Lincoln, Neb., Dec 20, 2013 / 04:02 am (CNA/EWTN News).- Father Joseph Faulkner, a priest of the Lincoln diocese, is teaching Latin to his high school students by actually speaking to them in Latin and “throwing them in a little bit above their heads.”
“I’m trying to lower the fear level; I use the language of John Paul II, ‘be not afraid’, getting people to not be as fearful of the language,” Fr. Faulkner, who teaches at Hastings’ St. Cecilia High School, told CNA Dec. 10.
“And I don’t generally correct them at this point; we don’t correct three-year-olds when they use incorrect grammar, we applaud them for using the right words, and we give them the grammar eventually.”
The priest has been giving simple commands in Latin in his classroom; using a lot of demonstrative definitions – pointing and gesturing; tossing balls, indicating who threw to whom; and is now adding in simple reading comprehension, using both pictures and English sentences.
Fr. Faulkner’s method of teaching Latin is meant to be an approximation of a “toddler intuition of teaching,” which was inspired by a discussion had in seminary about the inflection of Latin words – the fact that their endings change depending upon their function in a sentence.

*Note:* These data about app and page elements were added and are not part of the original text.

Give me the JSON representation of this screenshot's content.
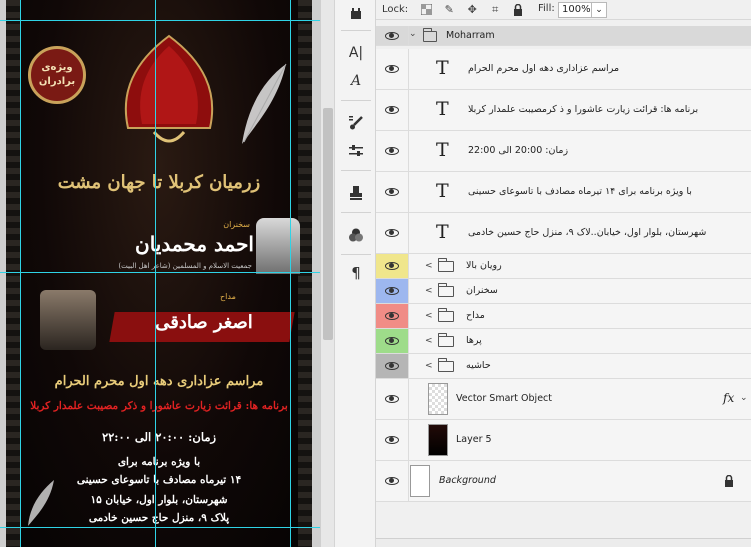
{
  "poster": {
    "badge_line1": "ویژه‌ی",
    "badge_line2": "برادران",
    "calligraphy": "زرمیان کربلا تا جهان مشت",
    "speaker": {
      "role": "سخنران",
      "name": "احمد محمدیان",
      "subtitle": "جمعیت الاسلام و المسلمین (شاعر اهل البیت)"
    },
    "singer": {
      "role": "مداح",
      "name": "اصغر صادقی"
    },
    "line_muharram": "مراسم عزاداری دهه اول محرم الحرام",
    "line_program": "برنامه ها: قرائت زیارت عاشورا و ذکر مصیبت علمدار کربلا",
    "line_time": "زمان: ۲۰:۰۰ الی ۲۲:۰۰",
    "line_p1": "با ویژه برنامه برای",
    "line_p2": "۱۴ تیرماه مصادف با تاسوعای حسینی",
    "line_p3": "شهرستان، بلوار اول، خیابان ۱۵",
    "line_p4": "پلاک ۹، منزل حاج حسین خادمی"
  },
  "toolbar": {
    "tools": [
      "grid-tool-icon",
      "character-panel-icon",
      "glyph-panel-icon",
      "brush-tool-icon",
      "adjustments-icon",
      "clone-stamp-icon",
      "color-circles-icon",
      "paragraph-icon"
    ]
  },
  "layers_panel": {
    "lock_label": "Lock:",
    "fill_label": "Fill:",
    "fill_value": "100%",
    "group_name": "Moharram",
    "text_layers": [
      "مراسم عزاداری دهه اول محرم الحرام",
      "برنامه ها: قرائت زیارت عاشورا  و ذ کرمصیبت علمدار کربلا",
      "زمان: 20:00 الی 22:00",
      "با ویژه برنامه برای ۱۴ تیرماه مصادف با تاسوعای حسینی",
      "شهرستان، بلوار اول، خیابان..لاک ۹، منزل حاج حسین خادمی"
    ],
    "sub_groups": [
      {
        "name": "رویان بالا",
        "color": "#f0e68c"
      },
      {
        "name": "سخنران",
        "color": "#9db7ef"
      },
      {
        "name": "مداح",
        "color": "#f08c86"
      },
      {
        "name": "پرها",
        "color": "#9edc8a"
      },
      {
        "name": "حاشیه",
        "color": "#b5b5b5"
      }
    ],
    "smart_object": "Vector Smart Object",
    "fx_label": "fx",
    "layer5": "Layer 5",
    "background": "Background"
  }
}
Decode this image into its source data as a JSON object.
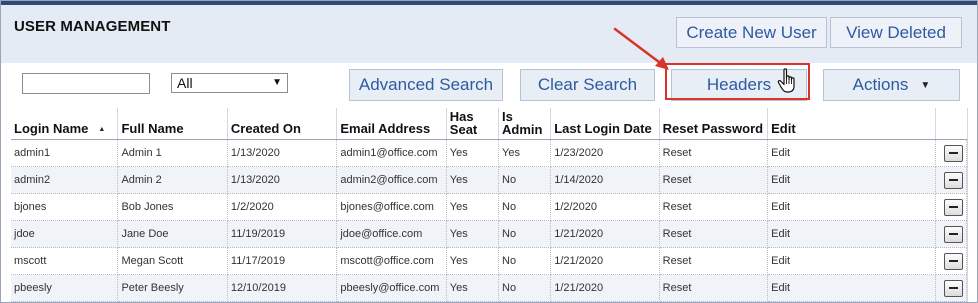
{
  "header": {
    "title": "USER MANAGEMENT",
    "create_label": "Create New User",
    "deleted_label": "View Deleted"
  },
  "toolbar": {
    "search_value": "",
    "filter_selected": "All",
    "advanced_label": "Advanced Search",
    "clear_label": "Clear Search",
    "headers_label": "Headers",
    "actions_label": "Actions"
  },
  "table": {
    "columns": [
      "Login Name",
      "Full Name",
      "Created On",
      "Email Address",
      "Has Seat",
      "Is Admin",
      "Last Login Date",
      "Reset Password",
      "Edit"
    ],
    "rows": [
      [
        "admin1",
        "Admin 1",
        "1/13/2020",
        "admin1@office.com",
        "Yes",
        "Yes",
        "1/23/2020",
        "Reset",
        "Edit"
      ],
      [
        "admin2",
        "Admin 2",
        "1/13/2020",
        "admin2@office.com",
        "Yes",
        "No",
        "1/14/2020",
        "Reset",
        "Edit"
      ],
      [
        "bjones",
        "Bob Jones",
        "1/2/2020",
        "bjones@office.com",
        "Yes",
        "No",
        "1/2/2020",
        "Reset",
        "Edit"
      ],
      [
        "jdoe",
        "Jane Doe",
        "11/19/2019",
        "jdoe@office.com",
        "Yes",
        "No",
        "1/21/2020",
        "Reset",
        "Edit"
      ],
      [
        "mscott",
        "Megan Scott",
        "11/17/2019",
        "mscott@office.com",
        "Yes",
        "No",
        "1/21/2020",
        "Reset",
        "Edit"
      ],
      [
        "pbeesly",
        "Peter Beesly",
        "12/10/2019",
        "pbeesly@office.com",
        "Yes",
        "No",
        "1/21/2020",
        "Reset",
        "Edit"
      ]
    ]
  },
  "colors": {
    "accent": "#2e5aa1",
    "highlight": "#d9342b",
    "header_bg": "#e4ebf4"
  },
  "icons": {
    "cursor": "hand-pointer-icon",
    "arrow": "annotation-arrow-icon",
    "remove": "minus-icon"
  }
}
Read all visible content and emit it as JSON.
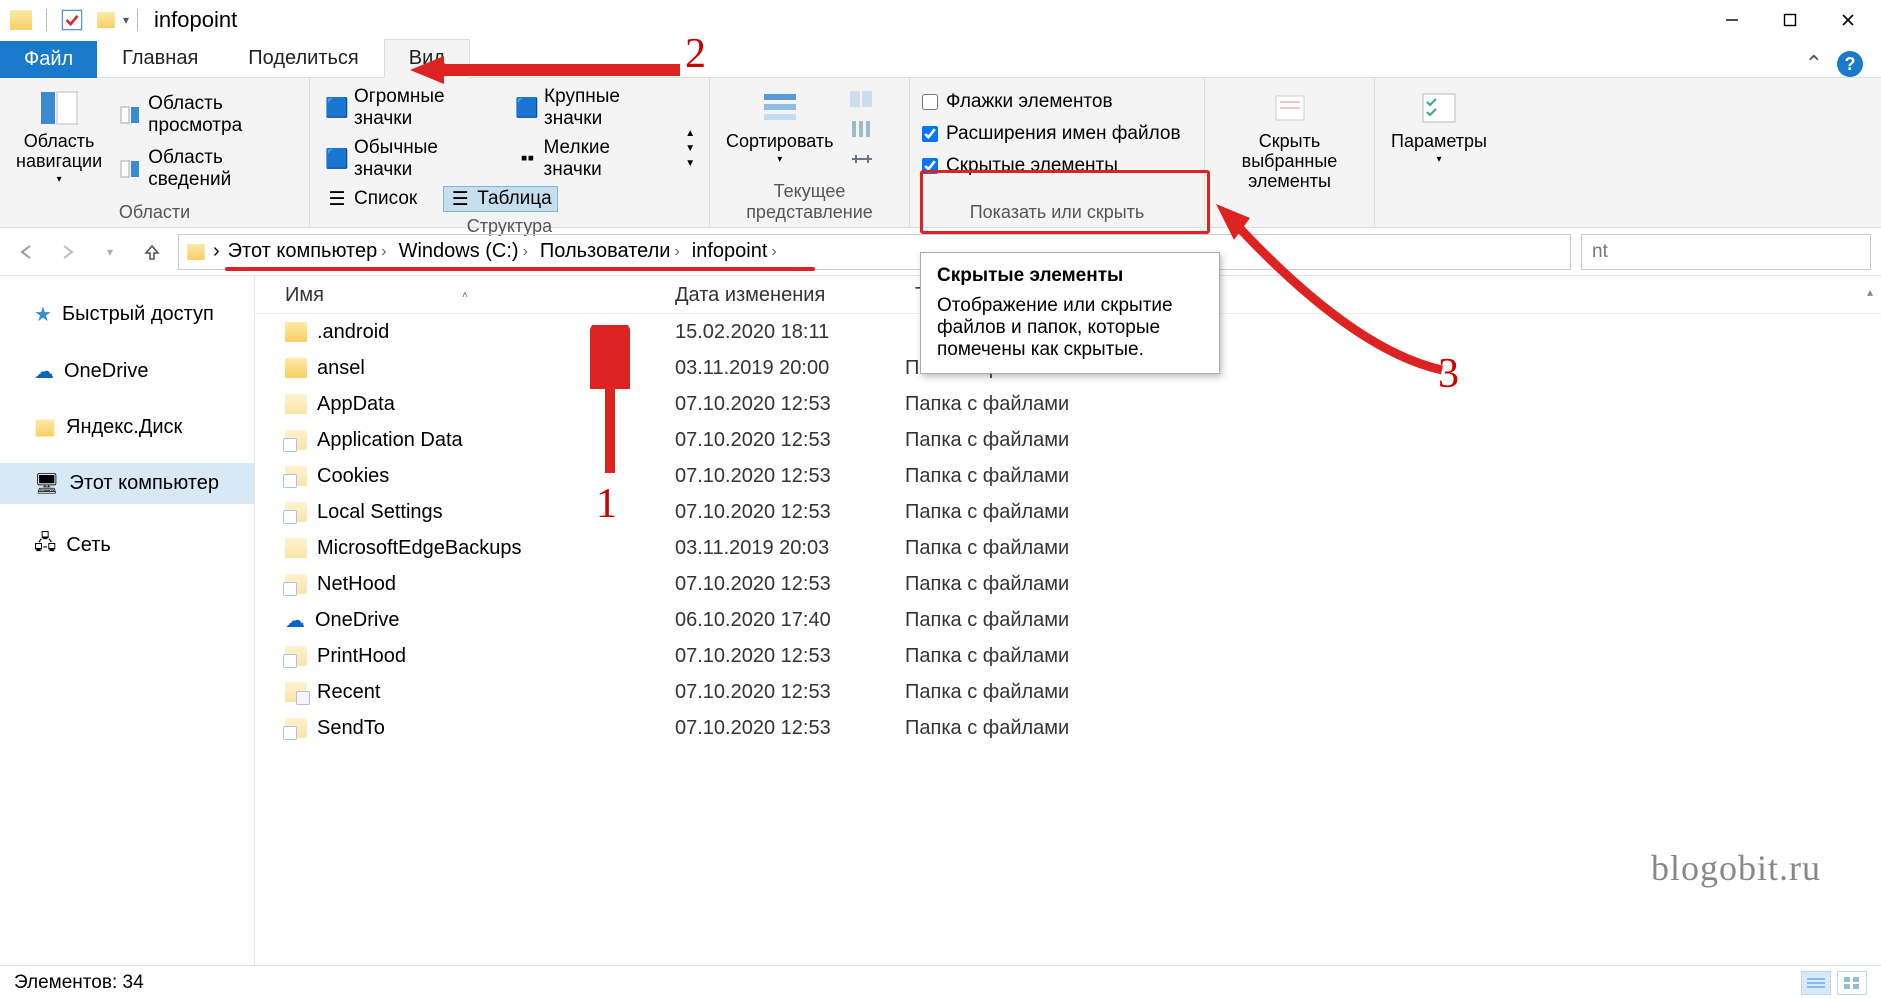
{
  "title": "infopoint",
  "tabs": {
    "file": "Файл",
    "home": "Главная",
    "share": "Поделиться",
    "view": "Вид"
  },
  "ribbon": {
    "panes": {
      "nav_pane": "Область\nнавигации",
      "preview": "Область просмотра",
      "details": "Область сведений",
      "group_panes": "Области"
    },
    "layout": {
      "huge": "Огромные значки",
      "large": "Крупные значки",
      "medium": "Обычные значки",
      "small": "Мелкие значки",
      "list": "Список",
      "table": "Таблица",
      "group_layout": "Структура"
    },
    "current_view": {
      "sort": "Сортировать",
      "group_view": "Текущее представление"
    },
    "show_hide": {
      "item_check": "Флажки элементов",
      "extensions": "Расширения имен файлов",
      "hidden": "Скрытые элементы",
      "group_show": "Показать или скрыть"
    },
    "hide_selected": "Скрыть выбранные\nэлементы",
    "options": "Параметры"
  },
  "breadcrumb": [
    "Этот компьютер",
    "Windows (C:)",
    "Пользователи",
    "infopoint"
  ],
  "search_hint": "nt",
  "columns": {
    "name": "Имя",
    "date": "Дата изменения",
    "type": "Тип"
  },
  "sidebar": {
    "quick": "Быстрый доступ",
    "onedrive": "OneDrive",
    "yadisk": "Яндекс.Диск",
    "thispc": "Этот компьютер",
    "network": "Сеть"
  },
  "rows": [
    {
      "name": ".android",
      "date": "15.02.2020 18:11",
      "type": "",
      "icon": "folder"
    },
    {
      "name": "ansel",
      "date": "03.11.2019 20:00",
      "type": "Папка с файлами",
      "icon": "folder"
    },
    {
      "name": "AppData",
      "date": "07.10.2020 12:53",
      "type": "Папка с файлами",
      "icon": "folder-faded"
    },
    {
      "name": "Application Data",
      "date": "07.10.2020 12:53",
      "type": "Папка с файлами",
      "icon": "folder-link"
    },
    {
      "name": "Cookies",
      "date": "07.10.2020 12:53",
      "type": "Папка с файлами",
      "icon": "folder-link"
    },
    {
      "name": "Local Settings",
      "date": "07.10.2020 12:53",
      "type": "Папка с файлами",
      "icon": "folder-link"
    },
    {
      "name": "MicrosoftEdgeBackups",
      "date": "03.11.2019 20:03",
      "type": "Папка с файлами",
      "icon": "folder-faded"
    },
    {
      "name": "NetHood",
      "date": "07.10.2020 12:53",
      "type": "Папка с файлами",
      "icon": "folder-link"
    },
    {
      "name": "OneDrive",
      "date": "06.10.2020 17:40",
      "type": "Папка с файлами",
      "icon": "folder-cloud"
    },
    {
      "name": "PrintHood",
      "date": "07.10.2020 12:53",
      "type": "Папка с файлами",
      "icon": "folder-link"
    },
    {
      "name": "Recent",
      "date": "07.10.2020 12:53",
      "type": "Папка с файлами",
      "icon": "folder-sys"
    },
    {
      "name": "SendTo",
      "date": "07.10.2020 12:53",
      "type": "Папка с файлами",
      "icon": "folder-link"
    }
  ],
  "tooltip": {
    "title": "Скрытые элементы",
    "body": "Отображение или скрытие файлов и папок, которые помечены как скрытые."
  },
  "status": "Элементов: 34",
  "watermark": "blogobit.ru",
  "annotations": {
    "a1": "1",
    "a2": "2",
    "a3": "3"
  }
}
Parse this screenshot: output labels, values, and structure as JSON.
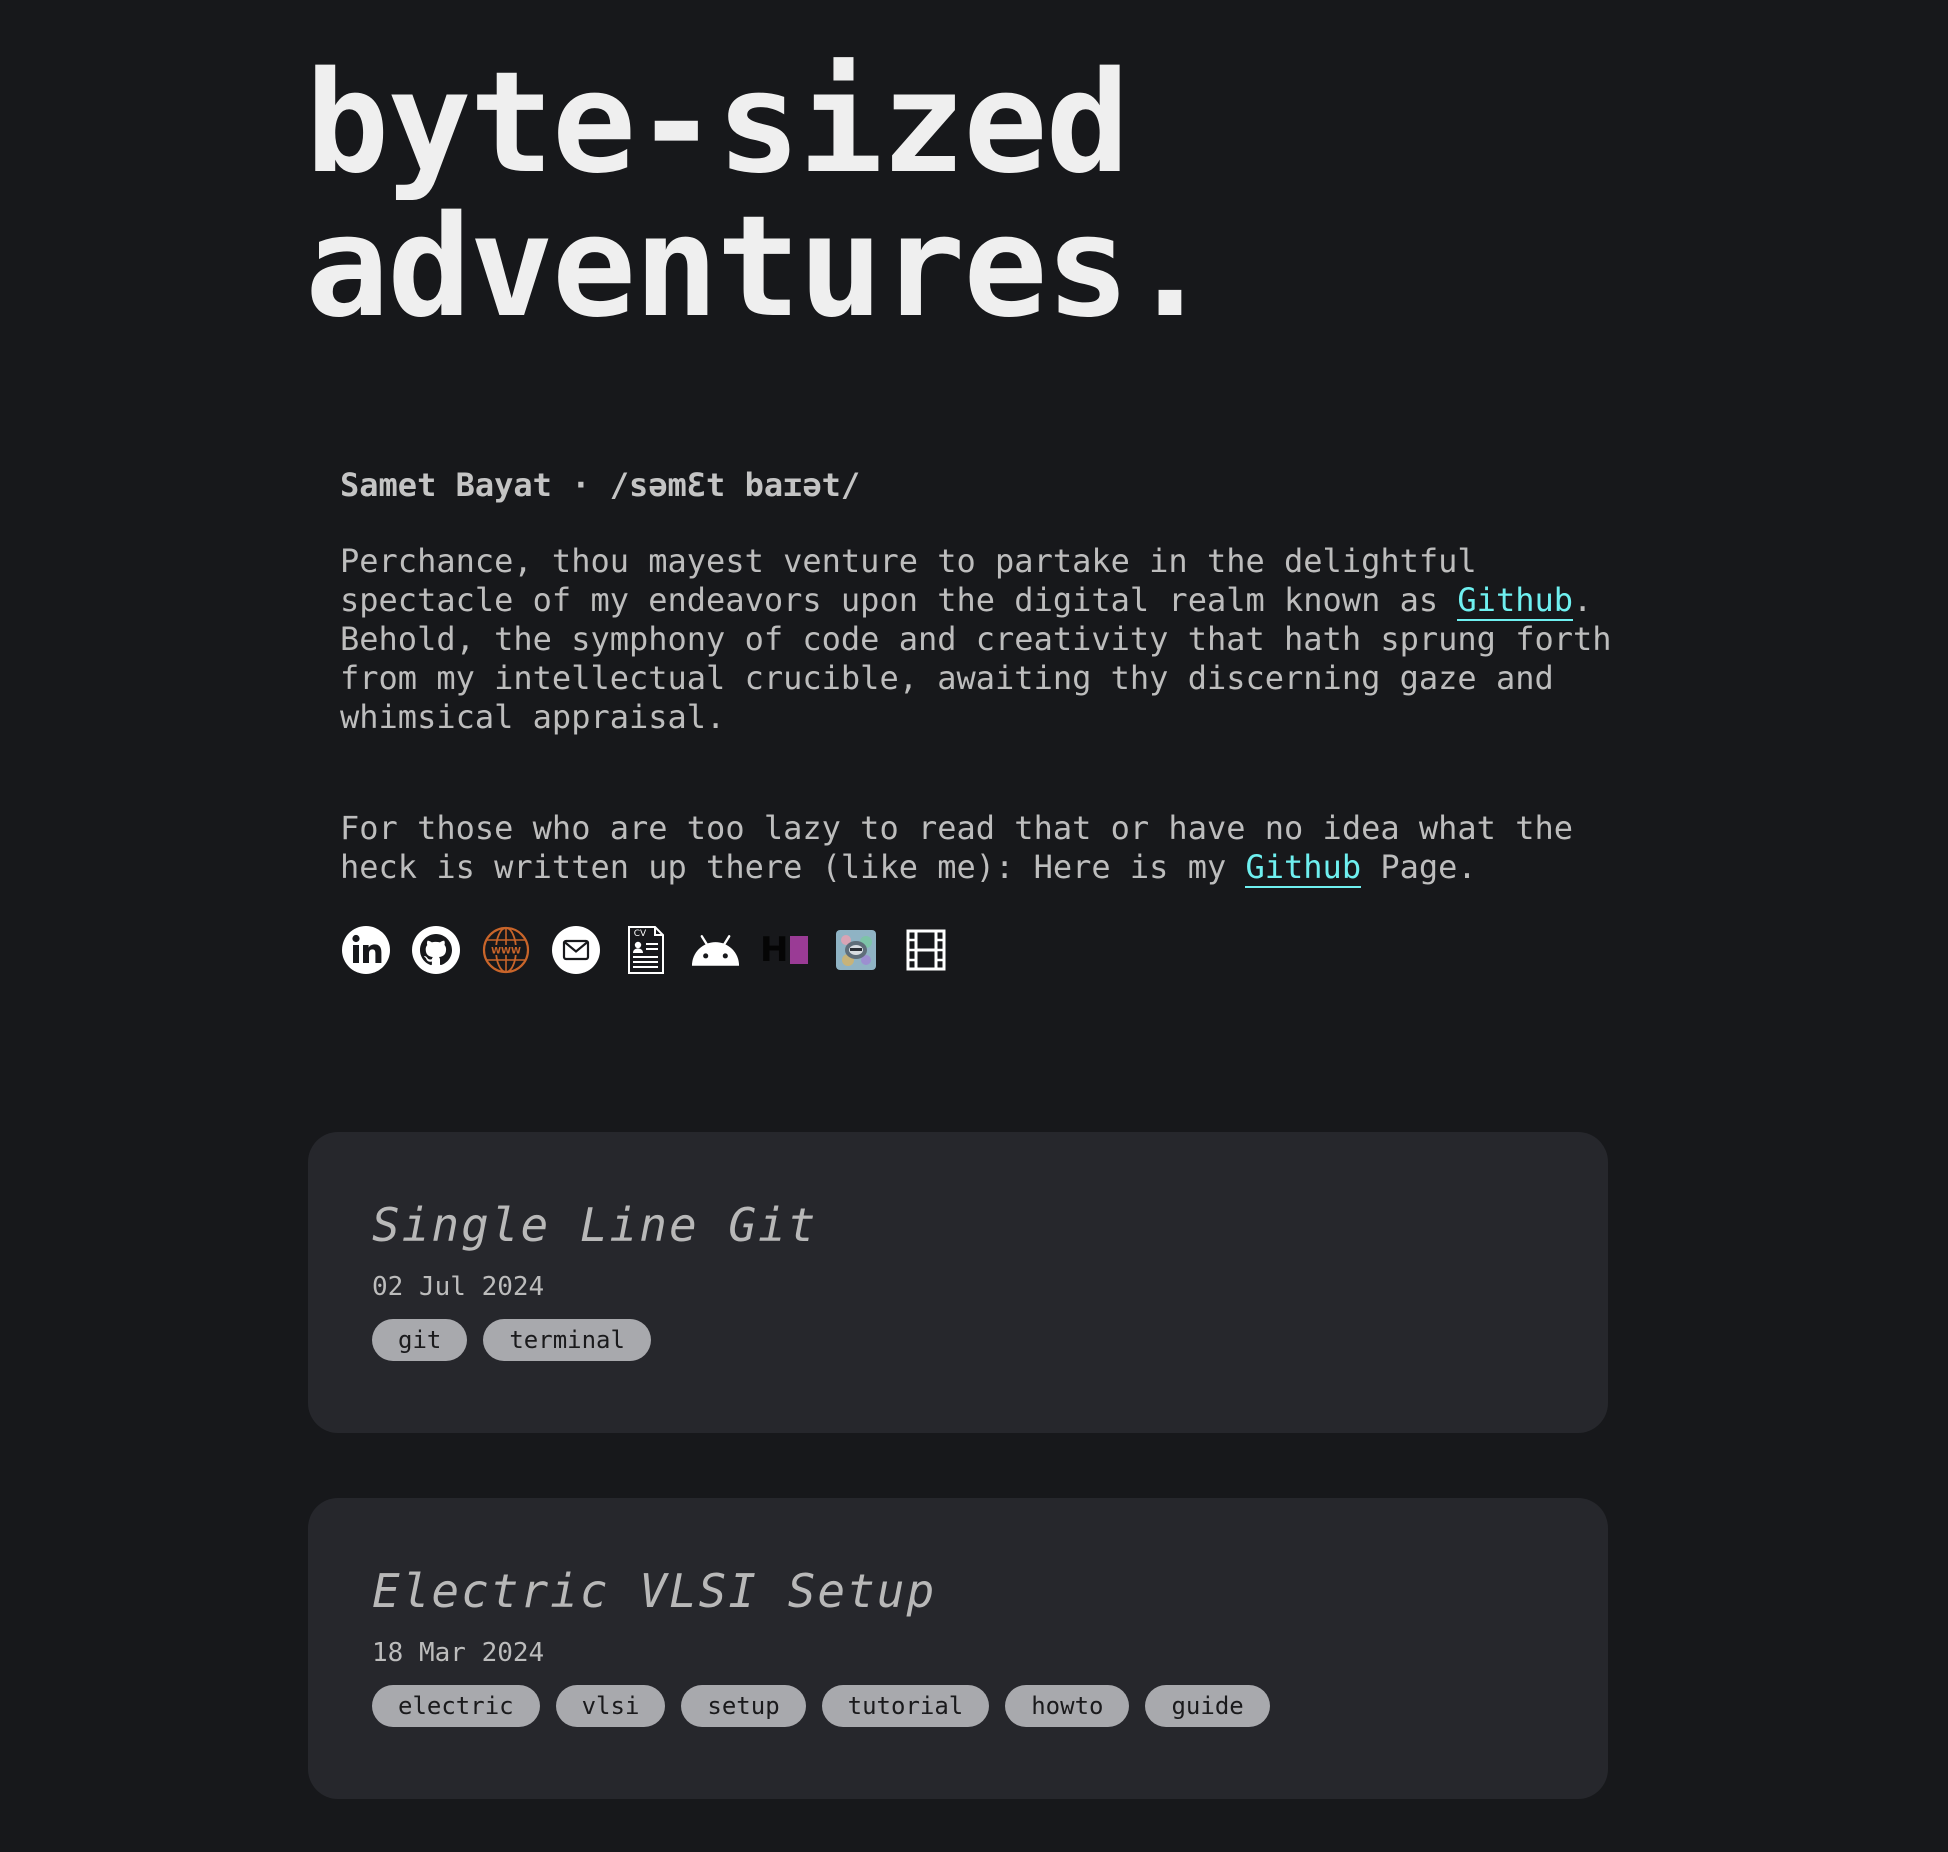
{
  "hero": {
    "line1": "byte-sized",
    "line2": "adventures."
  },
  "intro": {
    "name_line": "Samet Bayat · /səmƐt baɪət/",
    "p1_before": "Perchance, thou mayest venture to partake in the delightful spectacle of my endeavors upon the digital realm known as ",
    "p1_link": "Github",
    "p1_after": ". Behold, the symphony of code and creativity that hath sprung forth from my intellectual crucible, awaiting thy discerning gaze and whimsical appraisal.",
    "p2_before": "For those who are too lazy to read that or have no idea what the heck is written up there (like me): Here is my ",
    "p2_link": "Github",
    "p2_after": " Page."
  },
  "social_icons": [
    "linkedin-icon",
    "github-icon",
    "website-icon",
    "email-icon",
    "cv-icon",
    "android-icon",
    "hackmd-icon",
    "avatar-icon",
    "film-icon"
  ],
  "cv_icon_label": "CV",
  "hackmd_letter": "H",
  "posts": [
    {
      "title": "Single Line Git",
      "date": "02 Jul 2024",
      "tags": [
        "git",
        "terminal"
      ]
    },
    {
      "title": "Electric VLSI Setup",
      "date": "18 Mar 2024",
      "tags": [
        "electric",
        "vlsi",
        "setup",
        "tutorial",
        "howto",
        "guide"
      ]
    }
  ],
  "colors": {
    "background": "#17181b",
    "card": "#26272c",
    "link": "#6ff0f0",
    "tag_bg": "#a8a9ad",
    "hackmd_accent": "#9a3b95"
  }
}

“The problem ism the word is the word – it is the way its written –but then it really does decline, it breaks down, and gets chewed up and spit back out mama bird-style,” as the word is used different ways in sentences. “So when I pick up the ball, I have to change it. When I give it someone, I have to change it.”
To deal with this challenge that Latin has, Fr. Faulkner is “trying to ‘trick’ kids in to learning declensions without knowing they’re doing it,” because “declension just blows an English speaker’s mind … all we’ve done so far is the nominative (the subject case), but the students don’t even know that.”
This is how children begin to learn their first language, he said. “Kids acquire nouns first; then they begin to get possession: ‘my ball’; then ‘me do (something)’; and finally ‘I do (something).’ They get there bit by bit, and you slowly add more.”
By sneaking declensions past the students, Fr. Faulkner hopes to avoid a dual problem: either losing students who are frustrated by the task, or students “just beginning to translate” word-for-word without intuiting the function of the word (Read More)